[[ DATA SHOWN open ]]

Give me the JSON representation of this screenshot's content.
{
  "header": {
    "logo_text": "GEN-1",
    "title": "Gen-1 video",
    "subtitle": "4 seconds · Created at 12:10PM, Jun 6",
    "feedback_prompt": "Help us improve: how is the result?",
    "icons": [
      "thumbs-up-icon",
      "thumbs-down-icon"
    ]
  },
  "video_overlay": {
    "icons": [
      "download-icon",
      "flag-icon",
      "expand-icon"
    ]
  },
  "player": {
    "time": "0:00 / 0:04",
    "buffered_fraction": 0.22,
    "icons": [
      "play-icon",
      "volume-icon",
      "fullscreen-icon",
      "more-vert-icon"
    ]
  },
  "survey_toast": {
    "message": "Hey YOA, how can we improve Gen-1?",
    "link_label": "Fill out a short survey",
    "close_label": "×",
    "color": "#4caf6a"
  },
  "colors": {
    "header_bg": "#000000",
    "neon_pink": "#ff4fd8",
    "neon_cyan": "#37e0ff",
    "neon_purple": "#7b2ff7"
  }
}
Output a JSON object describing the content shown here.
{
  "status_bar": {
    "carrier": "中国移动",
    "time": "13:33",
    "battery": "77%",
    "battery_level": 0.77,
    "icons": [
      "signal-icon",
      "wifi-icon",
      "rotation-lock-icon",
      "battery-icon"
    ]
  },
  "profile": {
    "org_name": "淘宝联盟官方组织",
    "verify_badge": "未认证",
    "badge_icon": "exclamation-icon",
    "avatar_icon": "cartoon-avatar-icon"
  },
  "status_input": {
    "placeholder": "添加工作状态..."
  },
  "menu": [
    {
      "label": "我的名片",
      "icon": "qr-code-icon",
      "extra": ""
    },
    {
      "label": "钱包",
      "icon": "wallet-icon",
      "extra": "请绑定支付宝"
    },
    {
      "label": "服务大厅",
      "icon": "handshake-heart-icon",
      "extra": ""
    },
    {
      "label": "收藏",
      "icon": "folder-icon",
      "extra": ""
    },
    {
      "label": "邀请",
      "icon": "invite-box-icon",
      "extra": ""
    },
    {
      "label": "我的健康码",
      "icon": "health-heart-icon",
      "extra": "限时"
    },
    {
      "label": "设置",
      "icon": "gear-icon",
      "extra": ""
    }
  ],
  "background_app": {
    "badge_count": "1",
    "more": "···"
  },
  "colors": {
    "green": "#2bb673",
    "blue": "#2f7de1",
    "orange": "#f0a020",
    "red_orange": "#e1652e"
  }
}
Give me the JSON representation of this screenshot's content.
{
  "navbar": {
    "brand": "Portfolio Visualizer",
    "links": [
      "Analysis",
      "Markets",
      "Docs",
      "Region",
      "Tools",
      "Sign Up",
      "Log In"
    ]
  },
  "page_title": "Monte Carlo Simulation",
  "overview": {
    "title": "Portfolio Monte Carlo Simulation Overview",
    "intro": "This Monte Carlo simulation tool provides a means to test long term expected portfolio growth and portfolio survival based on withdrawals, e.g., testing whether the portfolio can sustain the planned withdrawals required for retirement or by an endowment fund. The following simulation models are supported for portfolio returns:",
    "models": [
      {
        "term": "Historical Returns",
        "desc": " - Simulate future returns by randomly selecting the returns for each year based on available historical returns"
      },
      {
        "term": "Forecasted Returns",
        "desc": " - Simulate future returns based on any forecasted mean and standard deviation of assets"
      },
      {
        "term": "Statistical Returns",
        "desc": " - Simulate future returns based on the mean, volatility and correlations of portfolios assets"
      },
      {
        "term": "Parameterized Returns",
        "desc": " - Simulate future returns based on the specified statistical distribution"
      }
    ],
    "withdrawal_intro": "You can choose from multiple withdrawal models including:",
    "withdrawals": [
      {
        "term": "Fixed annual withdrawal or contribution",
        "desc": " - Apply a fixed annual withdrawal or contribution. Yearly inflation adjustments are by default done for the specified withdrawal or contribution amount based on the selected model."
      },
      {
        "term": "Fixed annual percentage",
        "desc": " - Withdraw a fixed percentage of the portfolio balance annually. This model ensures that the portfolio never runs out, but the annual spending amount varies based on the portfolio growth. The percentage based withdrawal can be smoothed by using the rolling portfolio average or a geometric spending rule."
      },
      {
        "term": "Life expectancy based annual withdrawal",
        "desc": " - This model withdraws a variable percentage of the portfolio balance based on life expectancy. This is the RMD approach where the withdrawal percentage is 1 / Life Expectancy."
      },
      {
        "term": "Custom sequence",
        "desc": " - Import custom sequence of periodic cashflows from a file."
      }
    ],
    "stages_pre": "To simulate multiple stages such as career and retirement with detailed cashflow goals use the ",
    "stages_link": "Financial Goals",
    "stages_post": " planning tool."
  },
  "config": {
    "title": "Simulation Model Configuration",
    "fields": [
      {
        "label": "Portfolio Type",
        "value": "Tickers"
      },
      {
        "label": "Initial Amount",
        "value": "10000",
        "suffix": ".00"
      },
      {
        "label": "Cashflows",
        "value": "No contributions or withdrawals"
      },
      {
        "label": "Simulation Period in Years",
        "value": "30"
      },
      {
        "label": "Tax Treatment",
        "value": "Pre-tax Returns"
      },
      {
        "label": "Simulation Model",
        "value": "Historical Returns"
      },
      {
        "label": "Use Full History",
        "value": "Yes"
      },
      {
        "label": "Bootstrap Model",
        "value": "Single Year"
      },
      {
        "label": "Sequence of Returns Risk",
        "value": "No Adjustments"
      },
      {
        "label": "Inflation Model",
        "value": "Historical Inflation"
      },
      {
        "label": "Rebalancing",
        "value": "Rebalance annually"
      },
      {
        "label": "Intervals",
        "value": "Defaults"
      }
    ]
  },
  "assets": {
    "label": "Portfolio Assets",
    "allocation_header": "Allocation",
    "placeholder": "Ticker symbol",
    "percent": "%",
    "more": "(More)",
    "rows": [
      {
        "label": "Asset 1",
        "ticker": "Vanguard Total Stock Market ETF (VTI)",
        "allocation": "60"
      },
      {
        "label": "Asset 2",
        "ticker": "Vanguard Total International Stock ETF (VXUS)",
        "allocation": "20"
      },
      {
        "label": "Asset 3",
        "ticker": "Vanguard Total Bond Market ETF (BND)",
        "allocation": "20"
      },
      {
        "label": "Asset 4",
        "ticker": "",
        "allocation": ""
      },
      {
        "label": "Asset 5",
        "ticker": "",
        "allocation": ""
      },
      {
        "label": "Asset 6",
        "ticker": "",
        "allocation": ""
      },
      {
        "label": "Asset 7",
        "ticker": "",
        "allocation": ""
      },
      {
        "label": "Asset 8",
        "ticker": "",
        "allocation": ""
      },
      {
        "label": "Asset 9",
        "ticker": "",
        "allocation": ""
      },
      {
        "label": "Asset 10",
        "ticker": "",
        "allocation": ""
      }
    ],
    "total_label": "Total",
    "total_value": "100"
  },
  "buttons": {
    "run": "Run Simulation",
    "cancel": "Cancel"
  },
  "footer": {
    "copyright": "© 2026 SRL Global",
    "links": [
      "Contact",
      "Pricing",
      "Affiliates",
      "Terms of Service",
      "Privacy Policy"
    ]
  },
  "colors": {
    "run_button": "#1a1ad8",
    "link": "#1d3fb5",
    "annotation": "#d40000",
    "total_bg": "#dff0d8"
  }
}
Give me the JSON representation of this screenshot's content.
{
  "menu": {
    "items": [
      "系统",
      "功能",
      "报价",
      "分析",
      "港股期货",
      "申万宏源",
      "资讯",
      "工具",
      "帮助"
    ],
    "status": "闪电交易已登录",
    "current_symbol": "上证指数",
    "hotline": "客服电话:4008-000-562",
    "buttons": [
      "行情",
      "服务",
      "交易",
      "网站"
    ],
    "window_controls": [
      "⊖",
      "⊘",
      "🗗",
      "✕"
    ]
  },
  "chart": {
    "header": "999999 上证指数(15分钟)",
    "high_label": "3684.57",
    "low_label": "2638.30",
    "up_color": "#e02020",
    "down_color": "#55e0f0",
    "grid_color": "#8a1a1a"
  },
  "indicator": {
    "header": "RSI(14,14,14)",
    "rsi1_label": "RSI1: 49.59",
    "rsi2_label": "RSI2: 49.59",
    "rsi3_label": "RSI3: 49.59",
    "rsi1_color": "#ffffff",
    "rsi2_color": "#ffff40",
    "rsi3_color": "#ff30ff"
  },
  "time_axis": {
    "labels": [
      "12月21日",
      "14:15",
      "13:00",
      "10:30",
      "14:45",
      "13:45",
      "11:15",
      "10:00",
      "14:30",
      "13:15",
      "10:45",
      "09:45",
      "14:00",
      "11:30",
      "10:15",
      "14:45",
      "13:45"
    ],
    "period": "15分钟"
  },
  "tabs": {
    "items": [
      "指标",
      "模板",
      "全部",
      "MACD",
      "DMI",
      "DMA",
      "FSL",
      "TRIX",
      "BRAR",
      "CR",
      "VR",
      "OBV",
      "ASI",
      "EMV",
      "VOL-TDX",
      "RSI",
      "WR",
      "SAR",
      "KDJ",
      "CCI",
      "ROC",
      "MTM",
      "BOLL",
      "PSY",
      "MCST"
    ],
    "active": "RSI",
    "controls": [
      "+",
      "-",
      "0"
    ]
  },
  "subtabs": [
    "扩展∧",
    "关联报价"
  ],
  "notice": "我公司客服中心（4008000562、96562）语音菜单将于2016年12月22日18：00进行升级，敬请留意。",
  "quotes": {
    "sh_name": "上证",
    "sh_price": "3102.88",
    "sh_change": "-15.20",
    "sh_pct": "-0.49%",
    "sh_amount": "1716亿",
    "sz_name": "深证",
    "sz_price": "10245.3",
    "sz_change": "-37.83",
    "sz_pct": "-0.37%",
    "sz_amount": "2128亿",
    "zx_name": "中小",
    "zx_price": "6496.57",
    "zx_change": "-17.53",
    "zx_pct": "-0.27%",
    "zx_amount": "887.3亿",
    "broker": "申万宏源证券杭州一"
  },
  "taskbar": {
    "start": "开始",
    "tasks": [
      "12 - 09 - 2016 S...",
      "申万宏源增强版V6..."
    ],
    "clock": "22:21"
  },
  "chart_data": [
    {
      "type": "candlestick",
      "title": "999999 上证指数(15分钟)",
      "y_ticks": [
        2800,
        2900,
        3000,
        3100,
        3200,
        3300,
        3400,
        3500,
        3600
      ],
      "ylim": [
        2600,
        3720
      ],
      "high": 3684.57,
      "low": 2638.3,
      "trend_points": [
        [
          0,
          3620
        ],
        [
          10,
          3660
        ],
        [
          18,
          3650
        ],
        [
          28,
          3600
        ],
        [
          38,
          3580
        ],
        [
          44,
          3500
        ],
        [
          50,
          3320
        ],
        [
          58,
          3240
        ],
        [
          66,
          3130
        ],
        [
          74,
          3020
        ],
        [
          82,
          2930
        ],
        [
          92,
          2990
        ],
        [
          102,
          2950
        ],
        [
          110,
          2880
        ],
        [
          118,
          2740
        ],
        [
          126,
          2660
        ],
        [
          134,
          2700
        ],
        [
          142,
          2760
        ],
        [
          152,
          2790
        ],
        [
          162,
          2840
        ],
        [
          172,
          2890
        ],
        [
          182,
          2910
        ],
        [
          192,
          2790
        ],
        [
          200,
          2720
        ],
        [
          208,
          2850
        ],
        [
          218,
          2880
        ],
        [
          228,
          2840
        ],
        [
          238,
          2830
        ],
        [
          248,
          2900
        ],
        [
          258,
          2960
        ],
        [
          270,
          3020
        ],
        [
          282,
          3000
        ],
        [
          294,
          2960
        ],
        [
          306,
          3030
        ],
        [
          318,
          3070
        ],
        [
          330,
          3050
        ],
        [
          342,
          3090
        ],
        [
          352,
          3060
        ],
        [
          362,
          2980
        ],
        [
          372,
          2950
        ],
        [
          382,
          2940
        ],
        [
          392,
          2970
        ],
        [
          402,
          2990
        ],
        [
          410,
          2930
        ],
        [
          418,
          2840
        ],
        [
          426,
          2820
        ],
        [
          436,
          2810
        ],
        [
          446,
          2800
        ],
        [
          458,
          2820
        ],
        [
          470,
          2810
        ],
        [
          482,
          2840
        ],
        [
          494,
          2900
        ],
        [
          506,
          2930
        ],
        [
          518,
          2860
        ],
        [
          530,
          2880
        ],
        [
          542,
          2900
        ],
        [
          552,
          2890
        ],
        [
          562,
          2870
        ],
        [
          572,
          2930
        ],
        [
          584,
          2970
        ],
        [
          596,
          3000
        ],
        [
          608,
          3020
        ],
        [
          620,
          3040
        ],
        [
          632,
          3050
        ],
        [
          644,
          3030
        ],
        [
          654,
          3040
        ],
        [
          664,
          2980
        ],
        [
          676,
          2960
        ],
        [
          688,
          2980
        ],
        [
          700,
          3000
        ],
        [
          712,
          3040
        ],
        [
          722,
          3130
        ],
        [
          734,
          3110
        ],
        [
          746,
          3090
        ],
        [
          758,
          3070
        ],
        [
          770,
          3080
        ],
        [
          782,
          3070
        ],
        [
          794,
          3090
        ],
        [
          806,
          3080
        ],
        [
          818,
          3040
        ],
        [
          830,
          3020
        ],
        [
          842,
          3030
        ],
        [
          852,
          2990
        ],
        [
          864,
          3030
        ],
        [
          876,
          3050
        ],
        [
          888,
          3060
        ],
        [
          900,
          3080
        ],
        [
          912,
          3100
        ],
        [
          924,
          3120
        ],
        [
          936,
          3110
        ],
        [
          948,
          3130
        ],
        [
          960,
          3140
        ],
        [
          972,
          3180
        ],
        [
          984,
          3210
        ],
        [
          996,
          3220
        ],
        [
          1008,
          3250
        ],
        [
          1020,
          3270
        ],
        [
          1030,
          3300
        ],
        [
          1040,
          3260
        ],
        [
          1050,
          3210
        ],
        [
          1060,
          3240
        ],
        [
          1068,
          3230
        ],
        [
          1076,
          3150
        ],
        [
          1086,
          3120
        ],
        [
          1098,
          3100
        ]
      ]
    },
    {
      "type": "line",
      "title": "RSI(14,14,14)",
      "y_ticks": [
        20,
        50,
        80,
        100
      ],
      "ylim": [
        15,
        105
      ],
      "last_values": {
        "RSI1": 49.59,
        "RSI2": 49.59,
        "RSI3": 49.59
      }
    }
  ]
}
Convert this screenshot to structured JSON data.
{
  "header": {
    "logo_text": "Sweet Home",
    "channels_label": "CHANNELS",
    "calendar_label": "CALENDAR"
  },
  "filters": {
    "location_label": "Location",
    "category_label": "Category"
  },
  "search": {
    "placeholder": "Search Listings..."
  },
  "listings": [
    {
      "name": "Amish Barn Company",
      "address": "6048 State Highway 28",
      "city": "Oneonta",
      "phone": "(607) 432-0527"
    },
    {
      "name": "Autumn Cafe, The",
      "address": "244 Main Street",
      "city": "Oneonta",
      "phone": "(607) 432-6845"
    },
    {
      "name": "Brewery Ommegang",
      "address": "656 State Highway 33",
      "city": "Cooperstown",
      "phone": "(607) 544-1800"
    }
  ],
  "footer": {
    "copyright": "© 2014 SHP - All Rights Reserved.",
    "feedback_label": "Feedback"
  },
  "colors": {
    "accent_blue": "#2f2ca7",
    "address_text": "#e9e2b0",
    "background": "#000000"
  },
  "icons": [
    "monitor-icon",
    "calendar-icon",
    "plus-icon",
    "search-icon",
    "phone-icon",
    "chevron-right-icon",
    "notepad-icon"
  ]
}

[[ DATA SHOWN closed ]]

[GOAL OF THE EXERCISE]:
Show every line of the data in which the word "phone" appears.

[RESPONSE]:
      "phone": "(607) 432-0527"
      "phone": "(607) 432-6845"
      "phone": "(607) 544-1800"
    "phone-icon",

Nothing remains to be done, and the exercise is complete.